▶ Available data:
◇ ◇ ◇

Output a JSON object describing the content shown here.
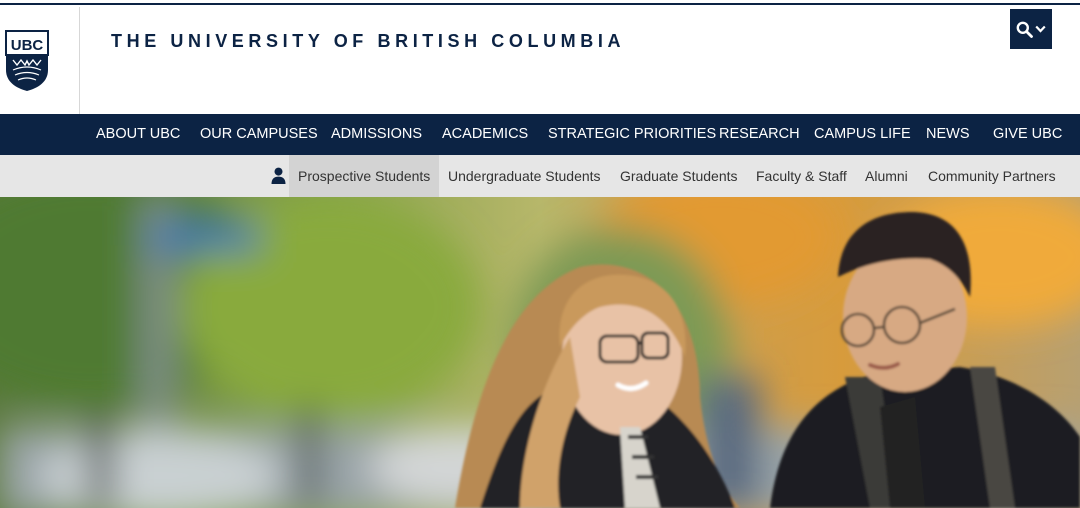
{
  "header": {
    "logo_alt": "UBC",
    "logo_text": "UBC",
    "wordmark": "THE UNIVERSITY OF BRITISH COLUMBIA",
    "search_icon": "search-icon",
    "chevron_icon": "chevron-down-icon"
  },
  "main_nav": [
    {
      "label": "ABOUT UBC"
    },
    {
      "label": "OUR CAMPUSES"
    },
    {
      "label": "ADMISSIONS"
    },
    {
      "label": "ACADEMICS"
    },
    {
      "label": "STRATEGIC PRIORITIES"
    },
    {
      "label": "RESEARCH"
    },
    {
      "label": "CAMPUS LIFE"
    },
    {
      "label": "NEWS"
    },
    {
      "label": "GIVE UBC"
    }
  ],
  "audience_nav": {
    "icon": "person-icon",
    "items": [
      {
        "label": "Prospective Students",
        "active": true
      },
      {
        "label": "Undergraduate Students"
      },
      {
        "label": "Graduate Students"
      },
      {
        "label": "Faculty & Staff"
      },
      {
        "label": "Alumni"
      },
      {
        "label": "Community Partners"
      }
    ]
  },
  "colors": {
    "brand_navy": "#0c2344",
    "subnav_bg": "#e6e6e6",
    "subnav_active_bg": "#d3d3d3"
  }
}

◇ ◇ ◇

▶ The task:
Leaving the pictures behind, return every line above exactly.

▶ Answer to the exercise:
Output a JSON object describing the content shown here.
{
  "header": {
    "logo_alt": "UBC",
    "logo_text": "UBC",
    "wordmark": "THE UNIVERSITY OF BRITISH COLUMBIA",
    "search_icon": "search-icon",
    "chevron_icon": "chevron-down-icon"
  },
  "main_nav": [
    {
      "label": "ABOUT UBC"
    },
    {
      "label": "OUR CAMPUSES"
    },
    {
      "label": "ADMISSIONS"
    },
    {
      "label": "ACADEMICS"
    },
    {
      "label": "STRATEGIC PRIORITIES"
    },
    {
      "label": "RESEARCH"
    },
    {
      "label": "CAMPUS LIFE"
    },
    {
      "label": "NEWS"
    },
    {
      "label": "GIVE UBC"
    }
  ],
  "audience_nav": {
    "icon": "person-icon",
    "items": [
      {
        "label": "Prospective Students",
        "active": true
      },
      {
        "label": "Undergraduate Students"
      },
      {
        "label": "Graduate Students"
      },
      {
        "label": "Faculty & Staff"
      },
      {
        "label": "Alumni"
      },
      {
        "label": "Community Partners"
      }
    ]
  },
  "colors": {
    "brand_navy": "#0c2344",
    "subnav_bg": "#e6e6e6",
    "subnav_active_bg": "#d3d3d3"
  }
}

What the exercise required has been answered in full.